SUPPLIED INFORMATION:
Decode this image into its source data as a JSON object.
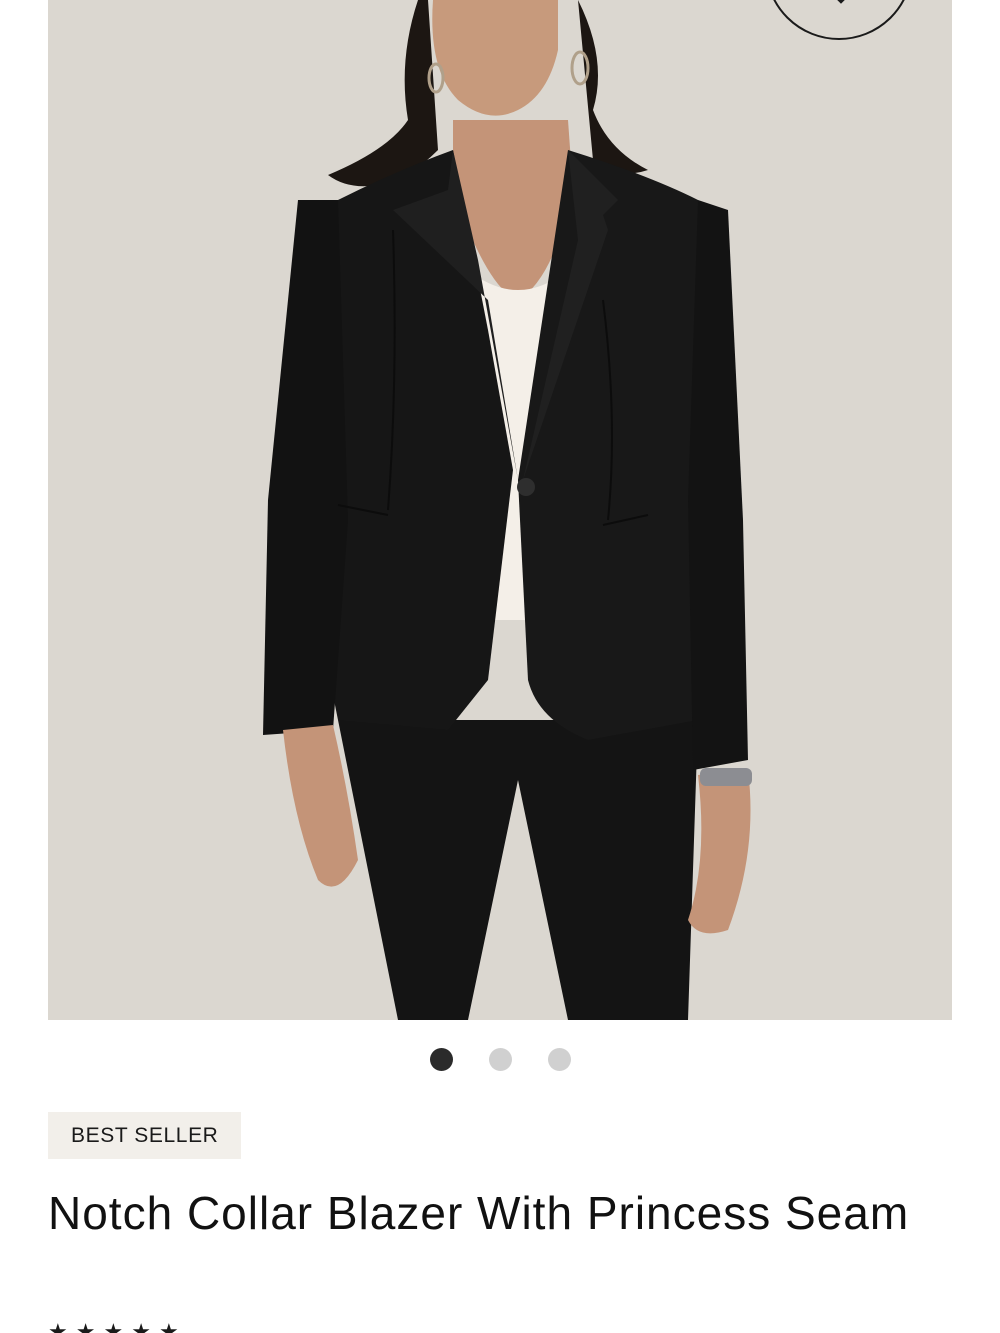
{
  "product": {
    "badge": "BEST SELLER",
    "title": "Notch Collar Blazer With Princess Seam",
    "image_alt": "Model wearing black notch collar blazer with white top and black pants",
    "rating_icon": "star-icon"
  },
  "carousel": {
    "count": 3,
    "active_index": 0
  },
  "colors": {
    "image_background": "#dbd7d0",
    "blazer": "#151515",
    "active_dot": "#2b2b2b",
    "inactive_dot": "#d0d0d0",
    "badge_background": "#f2efea"
  }
}
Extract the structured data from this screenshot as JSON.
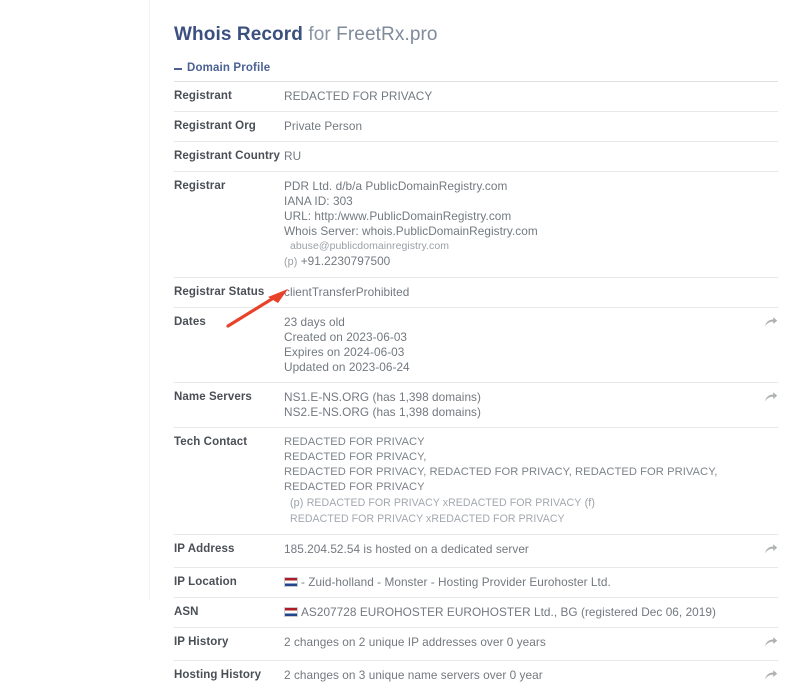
{
  "header": {
    "title_strong": "Whois Record",
    "title_rest": " for ",
    "title_domain": "FreetRx.pro"
  },
  "section": {
    "toggle_icon": "minus-icon",
    "label": "Domain Profile"
  },
  "icons": {
    "share": "share-arrow-icon",
    "flag": "netherlands-flag-icon"
  },
  "rows": [
    {
      "label": "Registrant",
      "lines": [
        "REDACTED FOR PRIVACY"
      ],
      "share": false
    },
    {
      "label": "Registrant Org",
      "lines": [
        "Private Person"
      ],
      "share": false
    },
    {
      "label": "Registrant Country",
      "lines": [
        "RU"
      ],
      "share": false
    },
    {
      "label": "Registrar",
      "lines": [
        "PDR Ltd. d/b/a PublicDomainRegistry.com",
        "IANA ID: 303",
        "URL: http:/www.PublicDomainRegistry.com",
        "Whois Server: whois.PublicDomainRegistry.com"
      ],
      "small_line": "abuse@publicdomainregistry.com",
      "phone_prefix": "(p)",
      "phone": "+91.2230797500",
      "share": false
    },
    {
      "label": "Registrar Status",
      "lines": [
        "clientTransferProhibited"
      ],
      "share": false
    },
    {
      "label": "Dates",
      "lines": [
        "23 days old",
        "Created on 2023-06-03",
        "Expires on 2024-06-03",
        "Updated on 2023-06-24"
      ],
      "share": true
    },
    {
      "label": "Name Servers",
      "lines": [
        "NS1.E-NS.ORG (has 1,398 domains)",
        "NS2.E-NS.ORG (has 1,398 domains)"
      ],
      "share": true
    }
  ],
  "tech_contact": {
    "label": "Tech Contact",
    "lines": [
      "REDACTED FOR PRIVACY",
      "REDACTED FOR PRIVACY,",
      "REDACTED FOR PRIVACY, REDACTED FOR PRIVACY, REDACTED FOR PRIVACY, REDACTED FOR PRIVACY"
    ],
    "phone_prefix": "(p)",
    "phone_line": "REDACTED FOR PRIVACY xREDACTED FOR PRIVACY",
    "fax_prefix": "(f)",
    "fax_line": "REDACTED FOR PRIVACY xREDACTED FOR PRIVACY"
  },
  "bottom_rows": [
    {
      "label": "IP Address",
      "text": "185.204.52.54 is hosted on a dedicated server",
      "flag": false,
      "share": true
    },
    {
      "label": "IP Location",
      "text": "- Zuid-holland - Monster - Hosting Provider Eurohoster Ltd.",
      "flag": true,
      "share": false
    },
    {
      "label": "ASN",
      "text": "AS207728 EUROHOSTER EUROHOSTER Ltd., BG (registered Dec 06, 2019)",
      "flag": true,
      "share": false
    },
    {
      "label": "IP History",
      "text": "2 changes on 2 unique IP addresses over 0 years",
      "flag": false,
      "share": true
    },
    {
      "label": "Hosting History",
      "text": "2 changes on 3 unique name servers over 0 year",
      "flag": false,
      "share": true
    }
  ],
  "annotation": {
    "name": "red-arrow-annotation",
    "color": "#e8422a",
    "points_to": "23 days old"
  }
}
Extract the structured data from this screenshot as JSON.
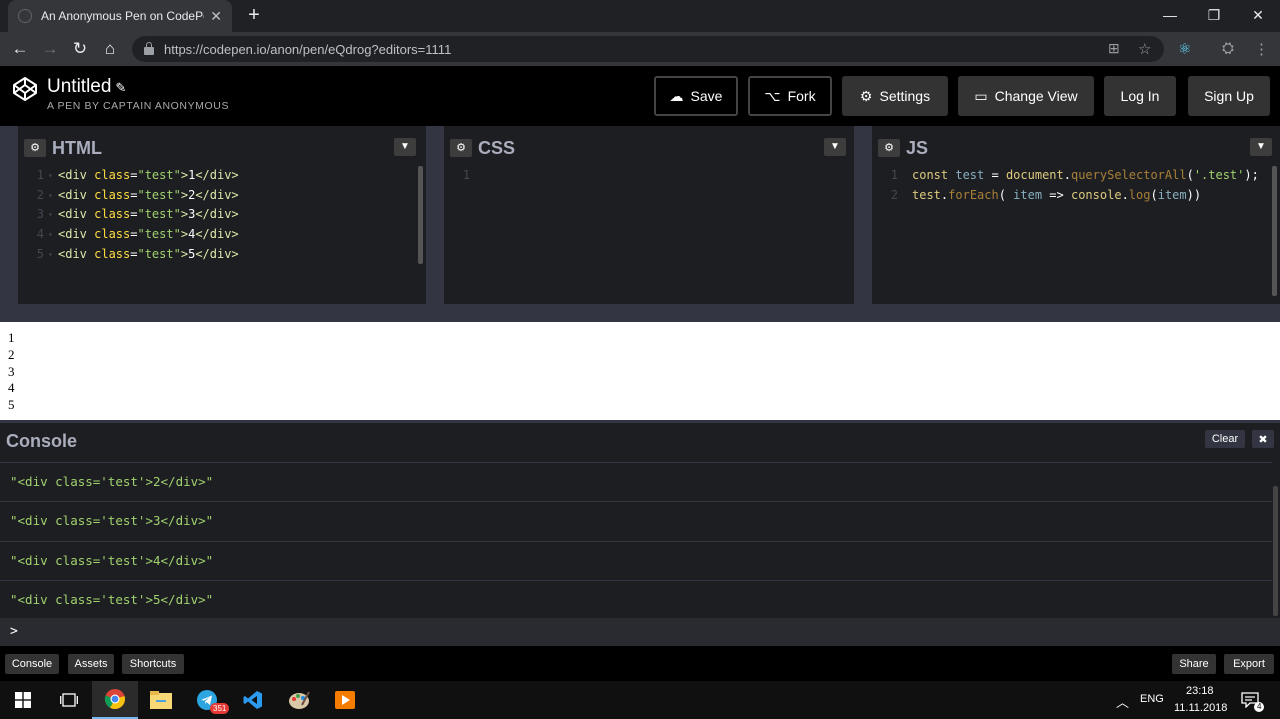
{
  "browser": {
    "tab_title": "An Anonymous Pen on CodePen",
    "tab_close": "✕",
    "new_tab": "+",
    "url": "https://codepen.io/anon/pen/eQdrog?editors=1111",
    "window": {
      "minimize": "—",
      "maximize": "❐",
      "close": "✕"
    }
  },
  "header": {
    "title": "Untitled",
    "subtitle": "A PEN BY CAPTAIN ANONYMOUS",
    "buttons": {
      "save": "Save",
      "fork": "Fork",
      "settings": "Settings",
      "change_view": "Change View",
      "login": "Log In",
      "signup": "Sign Up"
    }
  },
  "editors": {
    "html": {
      "name": "HTML",
      "lines": [
        {
          "n": "1",
          "open": "<div ",
          "attr": "class",
          "eq": "=",
          "val": "\"test\"",
          "close": ">",
          "text": "1",
          "end": "</div>"
        },
        {
          "n": "2",
          "open": "<div ",
          "attr": "class",
          "eq": "=",
          "val": "\"test\"",
          "close": ">",
          "text": "2",
          "end": "</div>"
        },
        {
          "n": "3",
          "open": "<div ",
          "attr": "class",
          "eq": "=",
          "val": "\"test\"",
          "close": ">",
          "text": "3",
          "end": "</div>"
        },
        {
          "n": "4",
          "open": "<div ",
          "attr": "class",
          "eq": "=",
          "val": "\"test\"",
          "close": ">",
          "text": "4",
          "end": "</div>"
        },
        {
          "n": "5",
          "open": "<div ",
          "attr": "class",
          "eq": "=",
          "val": "\"test\"",
          "close": ">",
          "text": "5",
          "end": "</div>"
        }
      ]
    },
    "css": {
      "name": "CSS",
      "lines": [
        {
          "n": "1"
        }
      ]
    },
    "js": {
      "name": "JS",
      "line1": {
        "n": "1",
        "a": "const ",
        "b": "test",
        "c": " = ",
        "d": "document",
        "e": ".",
        "f": "querySelectorAll",
        "g": "(",
        "h": "'.test'",
        "i": ");"
      },
      "line2": {
        "n": "2",
        "a": "test",
        "b": ".",
        "c": "forEach",
        "d": "( ",
        "e": "item",
        "f": " => ",
        "g": "console",
        "h": ".",
        "i": "log",
        "j": "(",
        "k": "item",
        "l": "))"
      }
    }
  },
  "preview": {
    "lines": [
      "1",
      "2",
      "3",
      "4",
      "5"
    ]
  },
  "console": {
    "title": "Console",
    "clear": "Clear",
    "close": "✖",
    "rows": [
      "\"<div class='test'>2</div>\"",
      "\"<div class='test'>3</div>\"",
      "\"<div class='test'>4</div>\"",
      "\"<div class='test'>5</div>\""
    ],
    "prompt": ">"
  },
  "footer": {
    "console": "Console",
    "assets": "Assets",
    "shortcuts": "Shortcuts",
    "share": "Share",
    "export": "Export"
  },
  "taskbar": {
    "lang": "ENG",
    "time": "23:18",
    "date": "11.11.2018",
    "telegram_badge": "351",
    "notif_count": "4"
  },
  "colors": {
    "accent": "#76b9ed",
    "codepen_bg": "#1d1e22",
    "divider": "#333642"
  }
}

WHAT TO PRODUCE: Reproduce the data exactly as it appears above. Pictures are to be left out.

SOLUTION TO THE EXERCISE:
Decode this image into its source data as a JSON object.
{
  "product": {
    "badge": "BEST SELLER",
    "title": "Notch Collar Blazer With Princess Seam",
    "image_alt": "Model wearing black notch collar blazer with white top and black pants",
    "rating_icon": "star-icon"
  },
  "carousel": {
    "count": 3,
    "active_index": 0
  },
  "colors": {
    "image_background": "#dbd7d0",
    "blazer": "#151515",
    "active_dot": "#2b2b2b",
    "inactive_dot": "#d0d0d0",
    "badge_background": "#f2efea"
  }
}
Extract the structured data from this screenshot as JSON.
{
  "header": {
    "title_strong": "Whois Record",
    "title_rest": " for ",
    "title_domain": "FreetRx.pro"
  },
  "section": {
    "toggle_icon": "minus-icon",
    "label": "Domain Profile"
  },
  "icons": {
    "share": "share-arrow-icon",
    "flag": "netherlands-flag-icon"
  },
  "rows": [
    {
      "label": "Registrant",
      "lines": [
        "REDACTED FOR PRIVACY"
      ],
      "share": false
    },
    {
      "label": "Registrant Org",
      "lines": [
        "Private Person"
      ],
      "share": false
    },
    {
      "label": "Registrant Country",
      "lines": [
        "RU"
      ],
      "share": false
    },
    {
      "label": "Registrar",
      "lines": [
        "PDR Ltd. d/b/a PublicDomainRegistry.com",
        "IANA ID: 303",
        "URL: http:/www.PublicDomainRegistry.com",
        "Whois Server: whois.PublicDomainRegistry.com"
      ],
      "small_line": "abuse@publicdomainregistry.com",
      "phone_prefix": "(p)",
      "phone": "+91.2230797500",
      "share": false
    },
    {
      "label": "Registrar Status",
      "lines": [
        "clientTransferProhibited"
      ],
      "share": false
    },
    {
      "label": "Dates",
      "lines": [
        "23 days old",
        "Created on 2023-06-03",
        "Expires on 2024-06-03",
        "Updated on 2023-06-24"
      ],
      "share": true
    },
    {
      "label": "Name Servers",
      "lines": [
        "NS1.E-NS.ORG (has 1,398 domains)",
        "NS2.E-NS.ORG (has 1,398 domains)"
      ],
      "share": true
    }
  ],
  "tech_contact": {
    "label": "Tech Contact",
    "lines": [
      "REDACTED FOR PRIVACY",
      "REDACTED FOR PRIVACY,",
      "REDACTED FOR PRIVACY, REDACTED FOR PRIVACY, REDACTED FOR PRIVACY, REDACTED FOR PRIVACY"
    ],
    "phone_prefix": "(p)",
    "phone_line": "REDACTED FOR PRIVACY xREDACTED FOR PRIVACY",
    "fax_prefix": "(f)",
    "fax_line": "REDACTED FOR PRIVACY xREDACTED FOR PRIVACY"
  },
  "bottom_rows": [
    {
      "label": "IP Address",
      "text": "185.204.52.54 is hosted on a dedicated server",
      "flag": false,
      "share": true
    },
    {
      "label": "IP Location",
      "text": "- Zuid-holland - Monster - Hosting Provider Eurohoster Ltd.",
      "flag": true,
      "share": false
    },
    {
      "label": "ASN",
      "text": "AS207728 EUROHOSTER EUROHOSTER Ltd., BG (registered Dec 06, 2019)",
      "flag": true,
      "share": false
    },
    {
      "label": "IP History",
      "text": "2 changes on 2 unique IP addresses over 0 years",
      "flag": false,
      "share": true
    },
    {
      "label": "Hosting History",
      "text": "2 changes on 3 unique name servers over 0 year",
      "flag": false,
      "share": true
    }
  ],
  "annotation": {
    "name": "red-arrow-annotation",
    "color": "#e8422a",
    "points_to": "23 days old"
  }
}
Extract the structured data from this screenshot as JSON.
{
  "browser": {
    "tab_title": "An Anonymous Pen on CodePen",
    "tab_close": "✕",
    "new_tab": "+",
    "url": "https://codepen.io/anon/pen/eQdrog?editors=1111",
    "window": {
      "minimize": "—",
      "maximize": "❐",
      "close": "✕"
    }
  },
  "header": {
    "title": "Untitled",
    "subtitle": "A PEN BY CAPTAIN ANONYMOUS",
    "buttons": {
      "save": "Save",
      "fork": "Fork",
      "settings": "Settings",
      "change_view": "Change View",
      "login": "Log In",
      "signup": "Sign Up"
    }
  },
  "editors": {
    "html": {
      "name": "HTML",
      "lines": [
        {
          "n": "1",
          "open": "<div ",
          "attr": "class",
          "eq": "=",
          "val": "\"test\"",
          "close": ">",
          "text": "1",
          "end": "</div>"
        },
        {
          "n": "2",
          "open": "<div ",
          "attr": "class",
          "eq": "=",
          "val": "\"test\"",
          "close": ">",
          "text": "2",
          "end": "</div>"
        },
        {
          "n": "3",
          "open": "<div ",
          "attr": "class",
          "eq": "=",
          "val": "\"test\"",
          "close": ">",
          "text": "3",
          "end": "</div>"
        },
        {
          "n": "4",
          "open": "<div ",
          "attr": "class",
          "eq": "=",
          "val": "\"test\"",
          "close": ">",
          "text": "4",
          "end": "</div>"
        },
        {
          "n": "5",
          "open": "<div ",
          "attr": "class",
          "eq": "=",
          "val": "\"test\"",
          "close": ">",
          "text": "5",
          "end": "</div>"
        }
      ]
    },
    "css": {
      "name": "CSS",
      "lines": [
        {
          "n": "1"
        }
      ]
    },
    "js": {
      "name": "JS",
      "line1": {
        "n": "1",
        "a": "const ",
        "b": "test",
        "c": " = ",
        "d": "document",
        "e": ".",
        "f": "querySelectorAll",
        "g": "(",
        "h": "'.test'",
        "i": ");"
      },
      "line2": {
        "n": "2",
        "a": "test",
        "b": ".",
        "c": "forEach",
        "d": "( ",
        "e": "item",
        "f": " => ",
        "g": "console",
        "h": ".",
        "i": "log",
        "j": "(",
        "k": "item",
        "l": "))"
      }
    }
  },
  "preview": {
    "lines": [
      "1",
      "2",
      "3",
      "4",
      "5"
    ]
  },
  "console": {
    "title": "Console",
    "clear": "Clear",
    "close": "✖",
    "rows": [
      "\"<div class='test'>2</div>\"",
      "\"<div class='test'>3</div>\"",
      "\"<div class='test'>4</div>\"",
      "\"<div class='test'>5</div>\""
    ],
    "prompt": ">"
  },
  "footer": {
    "console": "Console",
    "assets": "Assets",
    "shortcuts": "Shortcuts",
    "share": "Share",
    "export": "Export"
  },
  "taskbar": {
    "lang": "ENG",
    "time": "23:18",
    "date": "11.11.2018",
    "telegram_badge": "351",
    "notif_count": "4"
  },
  "colors": {
    "accent": "#76b9ed",
    "codepen_bg": "#1d1e22",
    "divider": "#333642"
  }
}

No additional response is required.